Do not exceed the limit of 2200 words. This limit includes any material in appendices, but does not include the executive summary, which will be your answer to Question 4. State the total number of words you have used at the end of your report.
In this question you need to ‘role play’ – that is, you need to write a report that not only meets the brief but also suits the specified audience and purpose.
Material beyond TM255
Most of the material you need in order to write the report is contained in Block 3. For iris systems, which are not covered by the block material in great depth, the TM255 module team suggests you use the following papers. Although the papers are not recent, the technologies are fairly stable. You should be aware that the papers were written to promote their own biometric technologies, so their points of view may be biased.
- Daugman, J. (n.d.) IRIS RECOGNITION, The International Center for Disability Resources on the Internet [Online]. Available at http://www.icdri.org/biometrics/ htm. (Accessed 17 September 2019).
- Dunker, M. (2003) Don’t Blink: Iris Recognition for Biometric Identification, SANS Institute Information Security Reading Room [Online]. Available at http://www.sans.org/reading_room/ whitepapers/ authentication/ dont-blink-iris-recognition-biometric-identification_1341 (Accessed 17 September 2019).
You may need to do a little research on the web in order to expand your understanding of one or two topics, but you should not need to spend more than an absolute maximum of an hour doing this.
Counting the number of words used
Your total of the number of words you have used in Question 3 should include:
- all headings – including sub-headings, table headings and figure captions
- any material you put in appendices
- any glossary
- any items you put in lists – except a reference list
- any footnotes
- any quotations you make from other sources.
You may exclude:
- the contents list (if any)
- the bibliography (if any)
- the reference list
- text within figures
- text within tables.
Please note, however, that if you have put text into a table simply to reduce the word count, rather than because a table is the most appropriate means of presenting the information, your tutor will adjust your word total upwards by an appropriate amount.
This question carries 7% of the assignment marks.
Along with the main report, you have been asked to provide an executive summary, which should not exceed 300 words. Write this executive summary.
You should refer back to Block 3 Part 7 Section 7.2 to help you to answer this question.
Do not exceed the limit of 300 words. State the total number of words you have used at the end of your executive summary.

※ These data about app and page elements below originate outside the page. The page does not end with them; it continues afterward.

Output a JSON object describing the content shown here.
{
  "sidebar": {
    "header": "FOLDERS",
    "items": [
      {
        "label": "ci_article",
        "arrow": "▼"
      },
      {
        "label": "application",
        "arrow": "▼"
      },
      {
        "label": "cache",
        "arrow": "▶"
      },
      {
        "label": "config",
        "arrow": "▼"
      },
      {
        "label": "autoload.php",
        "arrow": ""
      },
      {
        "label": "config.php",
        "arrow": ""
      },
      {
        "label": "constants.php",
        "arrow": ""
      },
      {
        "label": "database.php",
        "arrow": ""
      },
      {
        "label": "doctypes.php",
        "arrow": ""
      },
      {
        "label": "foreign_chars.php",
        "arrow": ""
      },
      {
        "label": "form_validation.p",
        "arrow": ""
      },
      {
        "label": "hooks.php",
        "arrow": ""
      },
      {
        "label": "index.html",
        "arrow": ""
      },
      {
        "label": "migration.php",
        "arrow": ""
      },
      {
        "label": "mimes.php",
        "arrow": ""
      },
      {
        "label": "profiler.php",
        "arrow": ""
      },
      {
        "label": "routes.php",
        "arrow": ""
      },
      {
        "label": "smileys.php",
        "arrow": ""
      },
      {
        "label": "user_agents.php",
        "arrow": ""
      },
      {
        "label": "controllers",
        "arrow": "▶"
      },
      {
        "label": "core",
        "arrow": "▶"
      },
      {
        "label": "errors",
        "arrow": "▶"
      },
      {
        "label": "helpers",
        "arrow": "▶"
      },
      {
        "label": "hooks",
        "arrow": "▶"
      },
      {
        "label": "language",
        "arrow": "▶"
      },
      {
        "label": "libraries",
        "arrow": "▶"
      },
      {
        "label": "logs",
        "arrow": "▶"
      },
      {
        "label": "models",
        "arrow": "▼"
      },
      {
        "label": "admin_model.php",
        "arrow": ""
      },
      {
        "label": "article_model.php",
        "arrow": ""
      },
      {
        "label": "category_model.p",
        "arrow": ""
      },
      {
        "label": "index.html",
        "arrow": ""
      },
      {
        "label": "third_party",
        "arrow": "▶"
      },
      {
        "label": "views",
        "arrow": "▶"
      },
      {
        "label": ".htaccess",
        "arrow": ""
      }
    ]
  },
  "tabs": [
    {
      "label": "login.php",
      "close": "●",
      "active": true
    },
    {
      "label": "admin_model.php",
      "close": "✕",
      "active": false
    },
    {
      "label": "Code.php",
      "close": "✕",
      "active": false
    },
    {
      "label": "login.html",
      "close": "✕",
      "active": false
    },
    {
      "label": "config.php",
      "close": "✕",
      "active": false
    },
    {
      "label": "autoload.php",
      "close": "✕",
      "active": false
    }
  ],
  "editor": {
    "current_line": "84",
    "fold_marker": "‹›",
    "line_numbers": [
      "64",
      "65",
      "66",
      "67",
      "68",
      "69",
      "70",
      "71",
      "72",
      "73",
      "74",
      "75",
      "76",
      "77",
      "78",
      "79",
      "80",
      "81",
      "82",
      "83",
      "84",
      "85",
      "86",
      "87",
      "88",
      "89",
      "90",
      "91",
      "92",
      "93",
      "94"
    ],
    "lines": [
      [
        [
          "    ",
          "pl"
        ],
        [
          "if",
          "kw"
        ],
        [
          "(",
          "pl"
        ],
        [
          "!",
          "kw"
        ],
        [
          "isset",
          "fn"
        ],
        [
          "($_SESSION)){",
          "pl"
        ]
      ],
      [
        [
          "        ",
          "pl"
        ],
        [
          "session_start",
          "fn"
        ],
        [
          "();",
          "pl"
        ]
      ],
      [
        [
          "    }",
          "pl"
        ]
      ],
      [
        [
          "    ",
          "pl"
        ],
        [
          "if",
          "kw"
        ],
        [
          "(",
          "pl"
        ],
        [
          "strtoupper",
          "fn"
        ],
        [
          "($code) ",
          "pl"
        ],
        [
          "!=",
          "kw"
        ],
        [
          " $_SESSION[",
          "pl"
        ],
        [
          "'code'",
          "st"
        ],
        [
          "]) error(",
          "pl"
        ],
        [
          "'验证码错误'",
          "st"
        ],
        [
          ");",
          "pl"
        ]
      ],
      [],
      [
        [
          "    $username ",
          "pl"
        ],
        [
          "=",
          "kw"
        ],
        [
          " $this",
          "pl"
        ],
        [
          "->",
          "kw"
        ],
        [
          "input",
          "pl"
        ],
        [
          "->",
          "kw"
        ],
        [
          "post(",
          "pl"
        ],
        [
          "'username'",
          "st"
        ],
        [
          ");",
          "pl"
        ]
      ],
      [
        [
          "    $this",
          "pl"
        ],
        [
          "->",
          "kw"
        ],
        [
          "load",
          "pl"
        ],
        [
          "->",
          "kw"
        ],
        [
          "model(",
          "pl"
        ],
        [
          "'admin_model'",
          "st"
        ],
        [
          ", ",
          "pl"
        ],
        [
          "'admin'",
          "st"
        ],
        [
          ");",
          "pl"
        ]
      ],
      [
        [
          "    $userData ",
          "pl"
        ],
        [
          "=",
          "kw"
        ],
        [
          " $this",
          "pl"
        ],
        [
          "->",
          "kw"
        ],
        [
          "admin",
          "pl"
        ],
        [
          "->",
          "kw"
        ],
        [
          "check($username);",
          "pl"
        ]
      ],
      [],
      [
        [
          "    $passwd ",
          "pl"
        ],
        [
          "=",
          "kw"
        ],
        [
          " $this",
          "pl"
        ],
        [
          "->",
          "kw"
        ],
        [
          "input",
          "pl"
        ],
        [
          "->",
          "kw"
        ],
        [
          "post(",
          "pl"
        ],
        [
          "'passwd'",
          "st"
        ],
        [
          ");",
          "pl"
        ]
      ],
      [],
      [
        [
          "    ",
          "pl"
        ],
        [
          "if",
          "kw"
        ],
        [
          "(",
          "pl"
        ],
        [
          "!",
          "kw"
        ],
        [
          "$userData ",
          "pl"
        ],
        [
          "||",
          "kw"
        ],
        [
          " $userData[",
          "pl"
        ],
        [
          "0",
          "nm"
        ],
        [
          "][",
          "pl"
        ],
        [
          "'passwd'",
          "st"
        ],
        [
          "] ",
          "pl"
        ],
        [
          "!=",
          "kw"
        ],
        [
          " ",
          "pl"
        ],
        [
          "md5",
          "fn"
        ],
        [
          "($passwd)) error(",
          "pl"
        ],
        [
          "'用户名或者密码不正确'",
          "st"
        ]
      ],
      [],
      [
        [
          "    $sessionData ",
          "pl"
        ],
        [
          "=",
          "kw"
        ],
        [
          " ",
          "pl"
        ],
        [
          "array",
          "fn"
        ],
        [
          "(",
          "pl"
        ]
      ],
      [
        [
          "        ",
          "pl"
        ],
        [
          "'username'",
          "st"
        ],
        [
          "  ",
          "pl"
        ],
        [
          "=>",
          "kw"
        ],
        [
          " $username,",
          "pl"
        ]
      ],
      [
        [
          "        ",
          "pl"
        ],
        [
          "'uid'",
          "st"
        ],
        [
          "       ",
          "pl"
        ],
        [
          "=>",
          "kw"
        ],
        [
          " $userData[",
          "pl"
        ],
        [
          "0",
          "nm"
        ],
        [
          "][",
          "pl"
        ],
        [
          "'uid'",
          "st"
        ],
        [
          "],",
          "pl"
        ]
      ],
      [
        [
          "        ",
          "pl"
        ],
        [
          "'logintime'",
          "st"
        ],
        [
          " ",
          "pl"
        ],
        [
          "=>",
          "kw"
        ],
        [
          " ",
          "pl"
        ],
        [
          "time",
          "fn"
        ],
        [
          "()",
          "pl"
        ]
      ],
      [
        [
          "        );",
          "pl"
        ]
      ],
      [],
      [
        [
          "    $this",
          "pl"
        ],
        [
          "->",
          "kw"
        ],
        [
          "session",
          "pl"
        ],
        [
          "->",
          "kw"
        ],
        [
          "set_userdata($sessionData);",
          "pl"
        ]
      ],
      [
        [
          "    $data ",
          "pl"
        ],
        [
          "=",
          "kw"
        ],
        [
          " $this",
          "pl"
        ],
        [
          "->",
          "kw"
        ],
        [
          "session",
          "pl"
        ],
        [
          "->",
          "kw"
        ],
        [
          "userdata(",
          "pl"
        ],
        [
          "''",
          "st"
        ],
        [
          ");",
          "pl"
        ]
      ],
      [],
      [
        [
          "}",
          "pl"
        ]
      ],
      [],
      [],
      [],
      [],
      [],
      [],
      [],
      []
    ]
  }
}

Although an executive summary is usually placed at the start of a report, it is normally written after the report has been completed and so, for the purposes of this assignment, we ask that you give the executive summary as your answer to Question 4. You do not need to replicate it at the start of the report you give in answer to Question 3.